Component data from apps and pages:
══════════
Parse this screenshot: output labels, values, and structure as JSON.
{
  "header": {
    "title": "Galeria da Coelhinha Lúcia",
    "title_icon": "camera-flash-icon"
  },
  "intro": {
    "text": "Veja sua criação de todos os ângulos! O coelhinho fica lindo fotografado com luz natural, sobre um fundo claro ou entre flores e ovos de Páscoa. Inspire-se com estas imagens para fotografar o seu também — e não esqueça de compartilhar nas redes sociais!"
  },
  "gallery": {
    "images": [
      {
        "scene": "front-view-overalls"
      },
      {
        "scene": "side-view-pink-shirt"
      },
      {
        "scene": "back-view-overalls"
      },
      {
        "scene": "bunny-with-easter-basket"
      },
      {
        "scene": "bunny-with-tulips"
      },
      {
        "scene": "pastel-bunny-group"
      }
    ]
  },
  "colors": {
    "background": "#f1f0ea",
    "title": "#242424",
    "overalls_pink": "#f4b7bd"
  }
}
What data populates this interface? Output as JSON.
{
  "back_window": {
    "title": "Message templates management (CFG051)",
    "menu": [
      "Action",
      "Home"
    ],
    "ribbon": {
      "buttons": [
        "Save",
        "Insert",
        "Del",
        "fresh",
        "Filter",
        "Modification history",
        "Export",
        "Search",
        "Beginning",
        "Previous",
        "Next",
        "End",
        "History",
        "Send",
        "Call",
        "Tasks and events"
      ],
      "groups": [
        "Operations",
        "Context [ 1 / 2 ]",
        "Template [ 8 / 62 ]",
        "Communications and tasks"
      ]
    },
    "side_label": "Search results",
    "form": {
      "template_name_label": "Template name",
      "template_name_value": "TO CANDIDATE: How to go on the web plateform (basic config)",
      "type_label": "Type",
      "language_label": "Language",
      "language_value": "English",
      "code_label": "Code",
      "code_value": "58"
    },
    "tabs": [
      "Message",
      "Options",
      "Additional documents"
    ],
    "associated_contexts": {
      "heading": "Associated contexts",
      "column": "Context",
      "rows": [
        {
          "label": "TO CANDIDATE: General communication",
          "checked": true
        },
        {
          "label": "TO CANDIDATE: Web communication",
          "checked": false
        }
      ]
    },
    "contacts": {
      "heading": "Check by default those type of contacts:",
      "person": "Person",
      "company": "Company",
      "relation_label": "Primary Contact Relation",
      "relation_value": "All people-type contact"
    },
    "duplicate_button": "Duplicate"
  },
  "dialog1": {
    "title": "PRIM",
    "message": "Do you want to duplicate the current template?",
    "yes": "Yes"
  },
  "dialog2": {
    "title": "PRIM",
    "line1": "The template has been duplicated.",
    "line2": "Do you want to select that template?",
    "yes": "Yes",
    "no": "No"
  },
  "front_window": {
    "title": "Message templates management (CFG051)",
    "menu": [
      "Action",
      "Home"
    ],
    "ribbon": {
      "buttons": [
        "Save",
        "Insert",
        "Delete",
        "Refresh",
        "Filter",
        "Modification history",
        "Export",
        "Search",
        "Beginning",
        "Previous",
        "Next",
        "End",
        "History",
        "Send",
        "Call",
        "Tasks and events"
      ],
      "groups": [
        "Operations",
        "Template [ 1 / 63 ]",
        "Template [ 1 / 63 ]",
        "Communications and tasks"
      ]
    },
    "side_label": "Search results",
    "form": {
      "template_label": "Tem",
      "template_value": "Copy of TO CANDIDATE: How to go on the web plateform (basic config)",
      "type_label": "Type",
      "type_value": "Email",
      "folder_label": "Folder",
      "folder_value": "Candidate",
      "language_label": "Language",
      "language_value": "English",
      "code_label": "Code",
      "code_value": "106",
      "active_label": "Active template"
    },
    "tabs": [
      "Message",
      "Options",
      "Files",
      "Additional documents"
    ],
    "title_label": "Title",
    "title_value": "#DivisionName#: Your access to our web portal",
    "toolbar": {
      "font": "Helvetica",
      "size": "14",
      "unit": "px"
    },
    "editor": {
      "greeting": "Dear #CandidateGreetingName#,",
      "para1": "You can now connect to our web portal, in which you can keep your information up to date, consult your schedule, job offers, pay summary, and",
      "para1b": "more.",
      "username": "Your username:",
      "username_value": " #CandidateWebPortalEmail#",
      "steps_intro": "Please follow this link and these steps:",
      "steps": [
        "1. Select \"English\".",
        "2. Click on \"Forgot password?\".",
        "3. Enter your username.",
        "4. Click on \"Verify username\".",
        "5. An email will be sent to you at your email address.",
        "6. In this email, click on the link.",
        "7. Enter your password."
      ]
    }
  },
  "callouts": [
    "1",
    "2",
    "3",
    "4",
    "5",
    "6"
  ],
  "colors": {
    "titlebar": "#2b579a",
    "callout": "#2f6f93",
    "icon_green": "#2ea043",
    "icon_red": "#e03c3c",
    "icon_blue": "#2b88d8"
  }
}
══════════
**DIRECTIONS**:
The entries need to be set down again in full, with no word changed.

**SOLUTION TO THE PROBLEM**:
Parse this screenshot: output labels, values, and structure as JSON.
{
  "header": {
    "title": "Galeria da Coelhinha Lúcia",
    "title_icon": "camera-flash-icon"
  },
  "intro": {
    "text": "Veja sua criação de todos os ângulos! O coelhinho fica lindo fotografado com luz natural, sobre um fundo claro ou entre flores e ovos de Páscoa. Inspire-se com estas imagens para fotografar o seu também — e não esqueça de compartilhar nas redes sociais!"
  },
  "gallery": {
    "images": [
      {
        "scene": "front-view-overalls"
      },
      {
        "scene": "side-view-pink-shirt"
      },
      {
        "scene": "back-view-overalls"
      },
      {
        "scene": "bunny-with-easter-basket"
      },
      {
        "scene": "bunny-with-tulips"
      },
      {
        "scene": "pastel-bunny-group"
      }
    ]
  },
  "colors": {
    "background": "#f1f0ea",
    "title": "#242424",
    "overalls_pink": "#f4b7bd"
  }
}
What data populates this interface? Output as JSON.
{
  "back_window": {
    "title": "Message templates management (CFG051)",
    "menu": [
      "Action",
      "Home"
    ],
    "ribbon": {
      "buttons": [
        "Save",
        "Insert",
        "Del",
        "fresh",
        "Filter",
        "Modification history",
        "Export",
        "Search",
        "Beginning",
        "Previous",
        "Next",
        "End",
        "History",
        "Send",
        "Call",
        "Tasks and events"
      ],
      "groups": [
        "Operations",
        "Context [ 1 / 2 ]",
        "Template [ 8 / 62 ]",
        "Communications and tasks"
      ]
    },
    "side_label": "Search results",
    "form": {
      "template_name_label": "Template name",
      "template_name_value": "TO CANDIDATE: How to go on the web plateform (basic config)",
      "type_label": "Type",
      "language_label": "Language",
      "language_value": "English",
      "code_label": "Code",
      "code_value": "58"
    },
    "tabs": [
      "Message",
      "Options",
      "Additional documents"
    ],
    "associated_contexts": {
      "heading": "Associated contexts",
      "column": "Context",
      "rows": [
        {
          "label": "TO CANDIDATE: General communication",
          "checked": true
        },
        {
          "label": "TO CANDIDATE: Web communication",
          "checked": false
        }
      ]
    },
    "contacts": {
      "heading": "Check by default those type of contacts:",
      "person": "Person",
      "company": "Company",
      "relation_label": "Primary Contact Relation",
      "relation_value": "All people-type contact"
    },
    "duplicate_button": "Duplicate"
  },
  "dialog1": {
    "title": "PRIM",
    "message": "Do you want to duplicate the current template?",
    "yes": "Yes"
  },
  "dialog2": {
    "title": "PRIM",
    "line1": "The template has been duplicated.",
    "line2": "Do you want to select that template?",
    "yes": "Yes",
    "no": "No"
  },
  "front_window": {
    "title": "Message templates management (CFG051)",
    "menu": [
      "Action",
      "Home"
    ],
    "ribbon": {
      "buttons": [
        "Save",
        "Insert",
        "Delete",
        "Refresh",
        "Filter",
        "Modification history",
        "Export",
        "Search",
        "Beginning",
        "Previous",
        "Next",
        "End",
        "History",
        "Send",
        "Call",
        "Tasks and events"
      ],
      "groups": [
        "Operations",
        "Template [ 1 / 63 ]",
        "Template [ 1 / 63 ]",
        "Communications and tasks"
      ]
    },
    "side_label": "Search results",
    "form": {
      "template_label": "Tem",
      "template_value": "Copy of TO CANDIDATE: How to go on the web plateform (basic config)",
      "type_label": "Type",
      "type_value": "Email",
      "folder_label": "Folder",
      "folder_value": "Candidate",
      "language_label": "Language",
      "language_value": "English",
      "code_label": "Code",
      "code_value": "106",
      "active_label": "Active template"
    },
    "tabs": [
      "Message",
      "Options",
      "Files",
      "Additional documents"
    ],
    "title_label": "Title",
    "title_value": "#DivisionName#: Your access to our web portal",
    "toolbar": {
      "font": "Helvetica",
      "size": "14",
      "unit": "px"
    },
    "editor": {
      "greeting": "Dear #CandidateGreetingName#,",
      "para1": "You can now connect to our web portal, in which you can keep your information up to date, consult your schedule, job offers, pay summary, and",
      "para1b": "more.",
      "username": "Your username:",
      "username_value": " #CandidateWebPortalEmail#",
      "steps_intro": "Please follow this link and these steps:",
      "steps": [
        "1. Select \"English\".",
        "2. Click on \"Forgot password?\".",
        "3. Enter your username.",
        "4. Click on \"Verify username\".",
        "5. An email will be sent to you at your email address.",
        "6. In this email, click on the link.",
        "7. Enter your password."
      ]
    }
  },
  "callouts": [
    "1",
    "2",
    "3",
    "4",
    "5",
    "6"
  ],
  "colors": {
    "titlebar": "#2b579a",
    "callout": "#2f6f93",
    "icon_green": "#2ea043",
    "icon_red": "#e03c3c",
    "icon_blue": "#2b88d8"
  }
}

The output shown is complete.